About 116 students from 44 public and private high schools nationwide were hosted during the “Archer Achievers” Night held at the Henry Sy Sr. hall of the school’s campus in Taft Avenue, Manila on February 9.
This event served as a recognition ceremony of the brightest incoming college students, who bested around 15,000 applicants who took the DLSU College Admission Test (DCAT).
“We gathered them early on in order to introduce them to what being a scholar is all about,” DLSU President Bro. Raymundo Suplido told reporters in a sideline interview.
Aside from the students’ parents or guardians, alumni scholars were also invited to grace the event, according to him.
“In that way, they interact with each other so that the incoming freshmen can see what the Lasallian education will develop in them. So it’s kind of a happy occasion. This is the first time, [but] it will not be the last. They will meet even during the course of their studies,” he said.
The “bright and promising” students will be given full scholarships upon enrollment in DLSU under the Star, Gokongwei, Vaugirard or Saint La Salle programs. These are some of the most comprehensive and competitive free-education grants in the country. Depending on the type of scholarship, this year’s batch of scholars will receive monthly stipends for board and lodging, meal allowances, iPads and mentorship opportunities with University fellows.
“Actually, these are just the academic scholarships,” Suplido said. “We also give scholarships for culture and the arts [for] those who are in choral and dance [groups]. Then we have leadership scholarships for those in student government or in [other school] activities.”

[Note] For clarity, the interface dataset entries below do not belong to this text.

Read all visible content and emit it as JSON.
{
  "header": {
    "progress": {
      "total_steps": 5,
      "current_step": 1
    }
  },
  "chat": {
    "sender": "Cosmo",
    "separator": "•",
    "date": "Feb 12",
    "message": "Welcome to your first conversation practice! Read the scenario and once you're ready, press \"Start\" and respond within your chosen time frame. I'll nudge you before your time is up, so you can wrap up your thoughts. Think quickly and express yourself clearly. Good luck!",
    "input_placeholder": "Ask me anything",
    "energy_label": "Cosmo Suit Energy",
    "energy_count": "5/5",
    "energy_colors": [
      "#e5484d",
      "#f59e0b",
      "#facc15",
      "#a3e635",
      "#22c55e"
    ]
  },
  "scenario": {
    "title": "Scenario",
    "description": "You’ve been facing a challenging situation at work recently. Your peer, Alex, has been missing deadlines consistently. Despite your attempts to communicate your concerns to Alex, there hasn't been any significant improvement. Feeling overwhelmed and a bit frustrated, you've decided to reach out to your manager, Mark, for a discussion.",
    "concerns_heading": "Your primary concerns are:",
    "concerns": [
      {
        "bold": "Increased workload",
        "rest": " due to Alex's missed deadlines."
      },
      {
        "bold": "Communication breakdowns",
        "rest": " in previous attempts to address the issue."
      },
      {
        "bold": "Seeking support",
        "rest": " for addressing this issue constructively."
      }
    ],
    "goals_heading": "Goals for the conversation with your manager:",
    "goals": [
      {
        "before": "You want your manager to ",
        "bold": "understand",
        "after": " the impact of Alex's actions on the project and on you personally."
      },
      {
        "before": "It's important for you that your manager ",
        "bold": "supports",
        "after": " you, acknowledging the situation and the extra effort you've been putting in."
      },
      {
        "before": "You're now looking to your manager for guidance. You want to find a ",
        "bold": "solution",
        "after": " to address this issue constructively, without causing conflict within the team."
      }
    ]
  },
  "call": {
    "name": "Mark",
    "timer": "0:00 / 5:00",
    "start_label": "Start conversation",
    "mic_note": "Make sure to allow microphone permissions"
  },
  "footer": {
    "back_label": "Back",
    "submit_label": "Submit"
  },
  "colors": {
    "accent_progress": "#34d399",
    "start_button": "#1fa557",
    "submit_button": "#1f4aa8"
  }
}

Separate from the grants provided by private-partner institutions, the DLSU head said they also allocate finances for both privileged and underprivileged yet deserving students to become part of the University system.
“So we set aside scholarship funds, and some of these were donations from alumni and different groups. We build it up and then, that is given to the scholars,” he said.
While the school president declined to divulge the exact figure when pressed on the annual budget, he hinted a significant amount of appropriation.
“You can imagine the tuition in La Salle is probably P75,000 a year times three or four years, so that’s about P225,000 or more a year,” Suplido said. “It’s not true that Lasalle is just for the rich. We try to be accessible to all kinds of students [regardless of economic status].”
Proud of DLSU’s flagship scholarship programs, he said the academic institution strives to make quality education free for more Filipinos across its branches despite being a private school.
“That’s why we decided for all La Salle schools, as much as possible, 20 percent of students are on full scholarship. So that’s one out of five. Our new target is to increase it to 25 percent,” he said. “We want to attract the best students because they are the ones who will benefit from the quality of Lasallian education. We hope they will be the future scientists, industry leaders, researchers, and so on. So the more they are, the better.”